Since its debut nearly a year ago, "Last Week Tonight With John Oliver" has been steadily gaining awareness among viewers for going "The Daily Show" one better by taking complex subjects and tackling them in a comedic way. But on Sunday's show, Oliver seems to have taken the show to the next level, both in comedy and audience respect with his surprise interview with NSA whistleblower Edward Snowden.
The longer episode, at 45 minutes, included a 33-minute discussion of the upcoming renewal of the Patriot Act and its implications for the American public. It turns out, at least according to Oliver's random sampling of Americans in New York City's Times Square, that the public is ill informed about the controversy surrounding Snowden and the implications of the information that he leaked.
Snowden, the subject of the Oscar-winning documentary "Citizenfour" is in Russia, so Oliver traveled to Moscow to sit down with the computer specialist and explain to him, with video assist, that the American public has no real idea who he is or what he's trying to tell them.

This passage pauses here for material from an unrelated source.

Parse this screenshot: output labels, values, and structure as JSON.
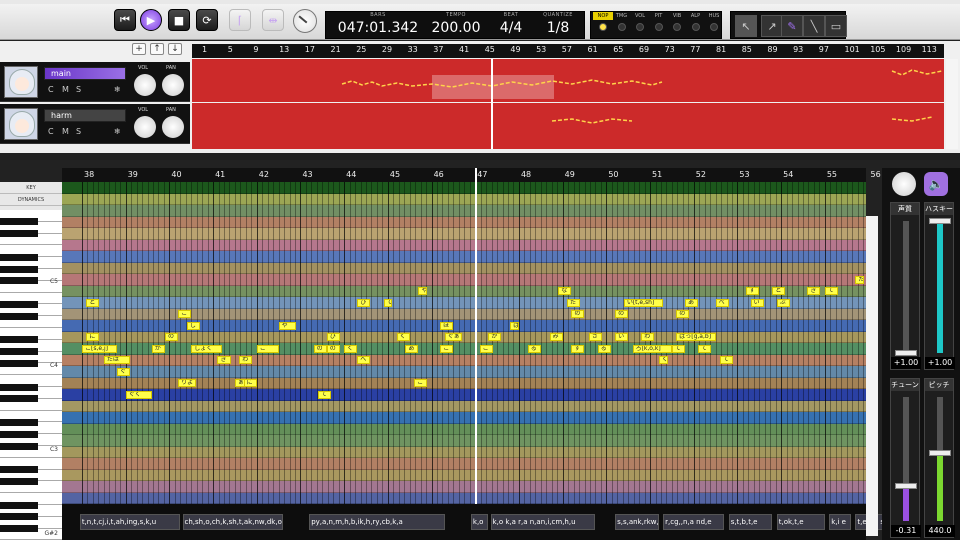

Oliver also demonstrated the problem with a clip from MSNBC in which host Andrea Mitchell interrupted a congresswoman discussing a key part of the Patriot Act to bring viewers "breaking news" on Justin Bieber's arrest.
Oliver's interview with Snowden was not a comedy puffball. Though he started off with jokes about Hot Pockets, he quickly began pressing Snowden about his responsibilty for some of the more sensitive information he leaked getting mishandled by the media.
And when Snowden tried to argue his points about unchecked government surveillance, Oliver brusquely waved him off, the same way people would get bored by an IT guy droning on about computer stuff.
Instead, Oliver gave Snowden an easily graspable way for the public at large to understand the things he's talking about. Forget surveillance of charities or overseas phone calls. Can the government look at our own private nudie pics?
The answer, not surprisingly, is yes. And Snowden discussed all the various ways the government could access our nudie pics, all while sitting with a folder containing a nudie pic of Oliver himself on his lap.
The interview walked a tightrope between comedy and actual journalism; the reaction on Twitter has been overwhelmingly positive.
With the public's privacy fears boiled down to just one subject very close to home, it seems as if Snowden's message may start to resonate.
As one viewer wrote, "That's the sound of somebody uncorking a bottle in the White House, because John Oliver."
"Sinister" screenwriter C. Robert Cargill put it this way: "So in just 18 minutes, the guy who played the drunk professor on COMMUNITY got Snowden to explain the NSA programs in plain English. Woah."
A Florida law student applauded Oliver's aggression in the interview, commenting, "I love the John Oliver actually challenges Snowden on some of the negative repercussions and takes him to task on those issues."
The entire segment can be viewed here.